Problem to work on: What is the number of lines in the data below that contain "screenshot"? Answer with that number and no other words.
──────
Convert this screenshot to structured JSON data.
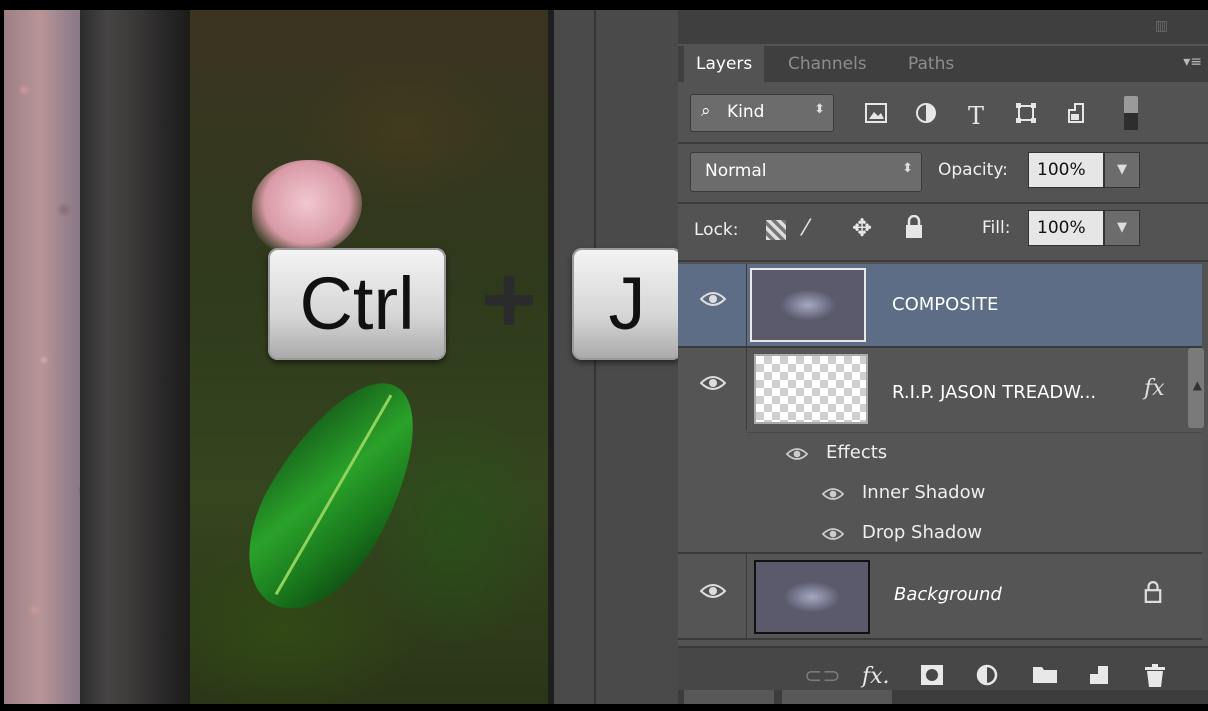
{
  "overlay": {
    "key1": "Ctrl",
    "plus": "+",
    "key2": "J"
  },
  "panel": {
    "tabs": [
      "Layers",
      "Channels",
      "Paths"
    ],
    "active_tab": "Layers",
    "filter": {
      "label": "Kind",
      "search_glyph": "⌕",
      "arrow": "⬍"
    },
    "blend_mode": "Normal",
    "opacity": {
      "label": "Opacity:",
      "value": "100%"
    },
    "lock": {
      "label": "Lock:"
    },
    "fill": {
      "label": "Fill:",
      "value": "100%"
    }
  },
  "layers": [
    {
      "name": "COMPOSITE",
      "selected": true
    },
    {
      "name": "R.I.P. JASON  TREADW...",
      "fx": "fx",
      "effects_label": "Effects",
      "effects": [
        "Inner Shadow",
        "Drop Shadow"
      ]
    },
    {
      "name": "Background",
      "locked": true
    }
  ],
  "icons": {
    "eye": "👁",
    "filter_image": "image-filter-icon",
    "filter_adjust": "adjustment-filter-icon",
    "filter_type": "T",
    "filter_shape": "shape-filter-icon",
    "filter_smart": "smart-object-filter-icon",
    "lock_transparent": "lock-transparent-icon",
    "lock_paint": "lock-paint-icon",
    "lock_move": "lock-position-icon",
    "lock_all": "lock-all-icon"
  },
  "colors": {
    "panel_bg": "#535353",
    "selected_layer": "#5d6d86",
    "tab_bar": "#3f3f3f"
  }
}
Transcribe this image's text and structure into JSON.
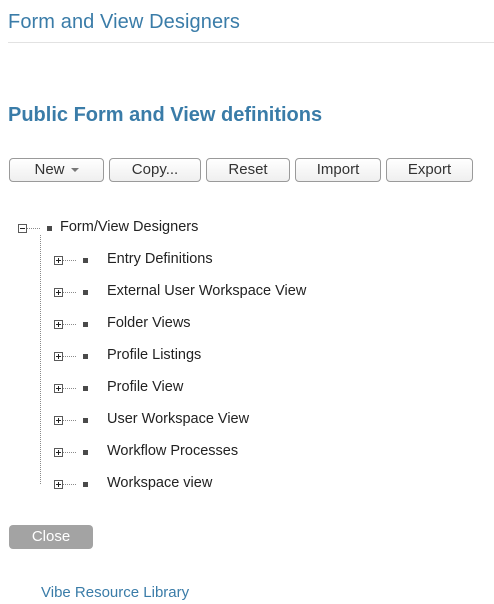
{
  "header": {
    "title": "Form and View Designers"
  },
  "section": {
    "title": "Public Form and View definitions"
  },
  "toolbar": {
    "new_label": "New",
    "copy_label": "Copy...",
    "reset_label": "Reset",
    "import_label": "Import",
    "export_label": "Export"
  },
  "tree": {
    "root": {
      "label": "Form/View Designers",
      "expanded": true
    },
    "children": [
      {
        "label": "Entry Definitions",
        "expanded": false
      },
      {
        "label": "External User Workspace View",
        "expanded": false
      },
      {
        "label": "Folder Views",
        "expanded": false
      },
      {
        "label": "Profile Listings",
        "expanded": false
      },
      {
        "label": "Profile View",
        "expanded": false
      },
      {
        "label": "User Workspace View",
        "expanded": false
      },
      {
        "label": "Workflow Processes",
        "expanded": false
      },
      {
        "label": "Workspace view",
        "expanded": false
      }
    ]
  },
  "footer": {
    "close_label": "Close",
    "resource_link": "Vibe Resource Library"
  }
}
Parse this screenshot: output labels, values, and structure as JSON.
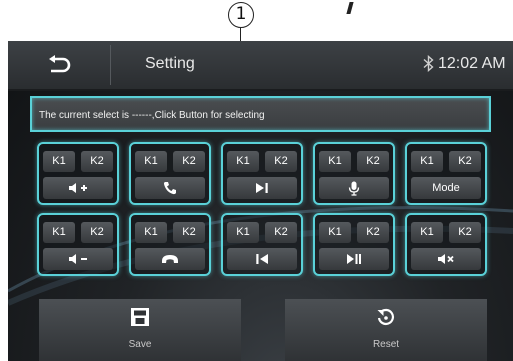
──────
Output for this exercise: 2